Why Did UCLA Think That They Were Acting Lawfully?
I don’t work at UCLA and I don’t know any of the lawyers who do, but they were probably looking to at least two sections of copyright law to justify investing in the Video Furnace system in the first place.
The first, and most obvious, is fair use. Sometimes, it can be hard to determine if a law applies to a specific set of facts just by reading the law. In this case, the fair use section of copyright law states fairly straightforwardly “reproduction . . . for purposes such as criticism, comment, news reporting, teaching (including multiple copies for classroom use), scholarship, or research, is not an infringement of copyright.” Of course, there are the well known four factors to consider, and not every copy made for educational purposes falls into fair use. However, it is likely that a vast number, a majority even, of the videos being posted on UCLA’s Video Furnace for students to access as part of their coursework qualify for fair use.
The second is Section 110. Section 110 contains a number of specific exceptions to copyright law. There are exceptions for things like religious performances (110(3)), non-profit performances (110(4)), and even performances at agricultural or horticultural fairs (110(6)). Most importantly for UCLA’s Video Furnace, Section 110 has an exception for transmitting copyrighted work “in an amount comparable to that which is typically displayed in the course of a live classroom session” – Section 110(2).
Again, without knowing more about AIME, UCLA, what videos were actually being uploaded by professors, and how those videos were being used by students, we cannot know if what UCLA was doing with AIME member content fits into either fair use or Section 110(2). That being said, fair use and 110(2) are designed to allow just the types of things that it would make sense for UCLA to want to do.
The Bigger Issue
Thus far, this post is full of lawyerly hedges and conspicuously short on conclusions.

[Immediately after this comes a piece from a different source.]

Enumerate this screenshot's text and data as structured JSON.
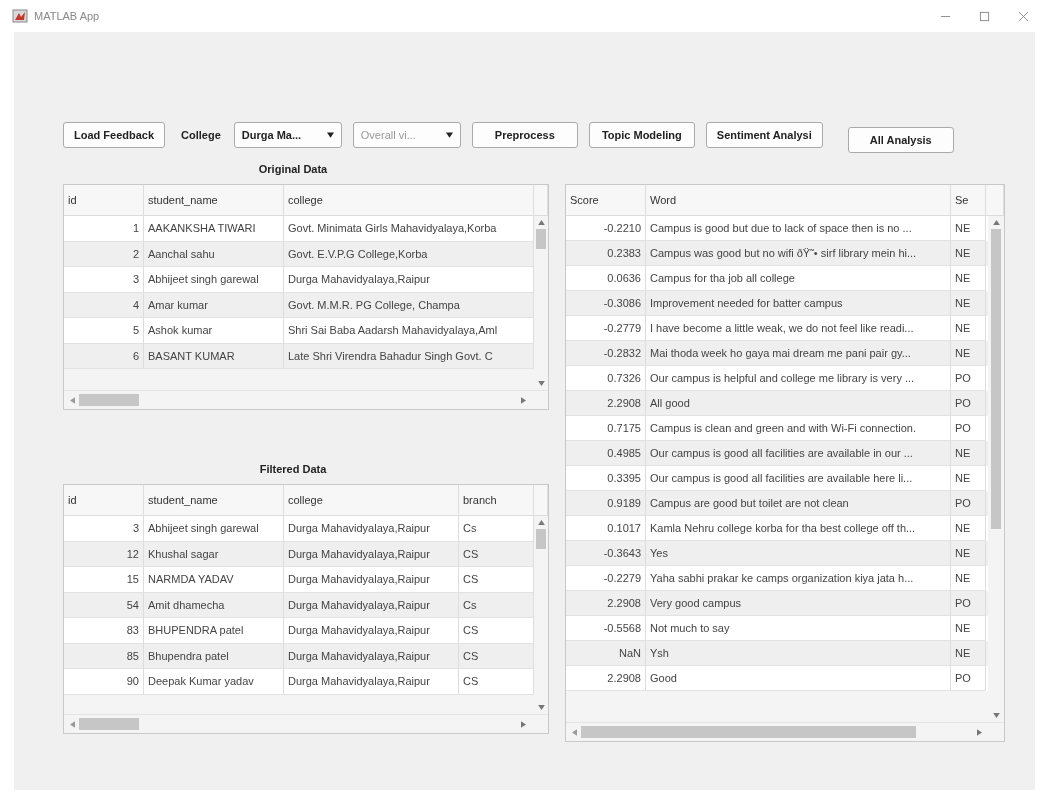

That is because, with the information available today, it is impossible to know exactly what is going on between UCLA and AIME. However, that does not mean that there is nothing to take away from this situation.
Being able to watch videos on your own time is a great boon to students. There is no practical reason that a student has to be in a certain place at a certain time to watch a video for class. In a world of DVRs, being forced to take two hours in the middle of the day to hike down to the media lab seems like a waste of everyone’s time. However, because UCLA is skittish about copyright liability, a single threat of suit is enough to shut down the entire Video Furnace system. Even if AIME’s claim is completely valid, that does not mean that every video on UCLA’s system is infringing. In fact, considering the discussion above, it is highly likely that most of the videos are not infringing. After all, the original article mentioned film students watching films for their film class.
Even to most strident defender of fair use or Section 110(2) cannot really blame UCLA for being skittish around copyright threats. After all, with statutory damages of up to $150,000 for each instance of infringement, it would not take too many adverse judgments to drive the already financially troubled institution out of business. There are a number of ways to try and address this problem. The first is to reform statutory damages so that they are a less effective threat against legitimate users. The second is to institute some sort of punishment, both for the companies and the lawyers making the threats, for making clearly baseless copyright claims. There are already rules against bringing baseless lawsuits, but the increasing use of non-lawsuit “settlement letters” has the potential to destroy a lot of innovative uses of the Internet. Regardless of the solution, it is clear that the current situation has gotten out of hand.